Segment Open
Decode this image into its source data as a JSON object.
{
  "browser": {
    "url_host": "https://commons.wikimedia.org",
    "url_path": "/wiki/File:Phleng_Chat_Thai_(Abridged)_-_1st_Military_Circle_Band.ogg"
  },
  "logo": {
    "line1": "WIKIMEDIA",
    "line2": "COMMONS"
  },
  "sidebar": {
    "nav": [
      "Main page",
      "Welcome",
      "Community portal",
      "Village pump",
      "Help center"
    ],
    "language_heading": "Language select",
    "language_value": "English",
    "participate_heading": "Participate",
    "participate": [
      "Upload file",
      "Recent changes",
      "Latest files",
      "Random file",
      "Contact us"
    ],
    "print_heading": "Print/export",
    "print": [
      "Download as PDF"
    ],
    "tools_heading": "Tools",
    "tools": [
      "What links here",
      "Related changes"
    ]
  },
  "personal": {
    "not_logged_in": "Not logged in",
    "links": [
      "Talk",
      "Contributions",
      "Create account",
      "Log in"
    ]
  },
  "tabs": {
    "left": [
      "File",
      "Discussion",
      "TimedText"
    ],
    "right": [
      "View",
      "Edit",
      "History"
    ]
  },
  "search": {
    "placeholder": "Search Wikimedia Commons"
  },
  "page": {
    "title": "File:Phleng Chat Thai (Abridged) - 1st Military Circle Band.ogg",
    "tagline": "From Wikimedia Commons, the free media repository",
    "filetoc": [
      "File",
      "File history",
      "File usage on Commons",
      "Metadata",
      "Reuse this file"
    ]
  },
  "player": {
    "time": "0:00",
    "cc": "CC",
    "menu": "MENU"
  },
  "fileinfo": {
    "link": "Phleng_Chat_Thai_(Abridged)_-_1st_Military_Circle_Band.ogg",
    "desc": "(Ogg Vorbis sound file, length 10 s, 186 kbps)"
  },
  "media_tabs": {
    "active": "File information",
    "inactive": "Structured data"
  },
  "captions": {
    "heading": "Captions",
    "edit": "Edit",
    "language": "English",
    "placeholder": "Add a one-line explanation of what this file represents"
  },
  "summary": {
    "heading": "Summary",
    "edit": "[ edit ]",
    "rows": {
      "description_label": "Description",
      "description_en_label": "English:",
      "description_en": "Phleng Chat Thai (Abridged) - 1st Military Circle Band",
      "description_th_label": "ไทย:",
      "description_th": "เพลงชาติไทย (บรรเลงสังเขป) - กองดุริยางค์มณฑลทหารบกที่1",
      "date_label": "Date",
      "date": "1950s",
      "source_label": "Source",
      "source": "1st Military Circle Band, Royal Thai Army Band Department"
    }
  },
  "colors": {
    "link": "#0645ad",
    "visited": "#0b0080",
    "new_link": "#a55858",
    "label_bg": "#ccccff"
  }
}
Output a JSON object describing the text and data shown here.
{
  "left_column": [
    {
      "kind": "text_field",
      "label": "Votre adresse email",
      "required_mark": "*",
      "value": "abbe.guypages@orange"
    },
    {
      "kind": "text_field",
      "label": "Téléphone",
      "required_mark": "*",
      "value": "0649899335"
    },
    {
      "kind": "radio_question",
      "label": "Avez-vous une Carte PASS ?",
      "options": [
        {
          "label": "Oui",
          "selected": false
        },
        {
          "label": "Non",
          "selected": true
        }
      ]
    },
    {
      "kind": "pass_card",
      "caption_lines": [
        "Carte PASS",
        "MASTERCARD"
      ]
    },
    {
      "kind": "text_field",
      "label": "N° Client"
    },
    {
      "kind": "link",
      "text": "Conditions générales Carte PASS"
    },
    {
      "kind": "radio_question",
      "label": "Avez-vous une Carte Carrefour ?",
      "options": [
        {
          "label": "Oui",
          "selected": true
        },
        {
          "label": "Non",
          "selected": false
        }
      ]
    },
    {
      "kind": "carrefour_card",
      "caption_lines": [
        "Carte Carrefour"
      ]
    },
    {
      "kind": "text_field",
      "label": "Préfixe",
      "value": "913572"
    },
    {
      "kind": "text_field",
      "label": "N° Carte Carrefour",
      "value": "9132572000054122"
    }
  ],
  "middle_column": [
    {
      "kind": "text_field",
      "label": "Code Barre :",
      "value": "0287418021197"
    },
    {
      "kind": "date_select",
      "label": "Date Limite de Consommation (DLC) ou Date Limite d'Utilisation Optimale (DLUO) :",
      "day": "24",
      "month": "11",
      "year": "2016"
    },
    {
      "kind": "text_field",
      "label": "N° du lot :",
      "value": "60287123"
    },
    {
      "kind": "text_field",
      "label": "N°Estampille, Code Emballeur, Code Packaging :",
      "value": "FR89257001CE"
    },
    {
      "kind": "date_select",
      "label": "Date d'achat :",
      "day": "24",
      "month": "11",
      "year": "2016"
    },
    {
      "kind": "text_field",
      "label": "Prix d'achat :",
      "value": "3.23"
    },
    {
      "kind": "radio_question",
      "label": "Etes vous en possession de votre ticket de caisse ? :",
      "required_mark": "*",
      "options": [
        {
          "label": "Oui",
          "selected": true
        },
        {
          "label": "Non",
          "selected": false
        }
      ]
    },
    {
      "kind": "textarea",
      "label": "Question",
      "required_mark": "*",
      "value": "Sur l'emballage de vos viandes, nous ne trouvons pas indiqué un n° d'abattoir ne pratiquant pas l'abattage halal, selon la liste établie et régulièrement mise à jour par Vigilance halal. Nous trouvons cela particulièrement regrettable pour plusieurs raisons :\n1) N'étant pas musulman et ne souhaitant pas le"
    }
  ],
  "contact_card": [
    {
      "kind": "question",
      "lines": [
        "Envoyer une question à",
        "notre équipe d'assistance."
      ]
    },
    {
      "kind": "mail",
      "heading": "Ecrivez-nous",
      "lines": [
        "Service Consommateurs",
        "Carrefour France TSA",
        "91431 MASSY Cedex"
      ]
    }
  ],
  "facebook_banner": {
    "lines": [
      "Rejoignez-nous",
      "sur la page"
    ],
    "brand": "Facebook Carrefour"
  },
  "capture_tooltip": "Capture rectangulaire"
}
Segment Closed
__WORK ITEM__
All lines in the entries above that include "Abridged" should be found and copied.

__ANSWER SECTION__
    "url_path": "/wiki/File:Phleng_Chat_Thai_(Abridged)_-_1st_Military_Circle_Band.ogg"
    "title": "File:Phleng Chat Thai (Abridged) - 1st Military Circle Band.ogg",
    "link": "Phleng_Chat_Thai_(Abridged)_-_1st_Military_Circle_Band.ogg",
      "description_en": "Phleng Chat Thai (Abridged) - 1st Military Circle Band",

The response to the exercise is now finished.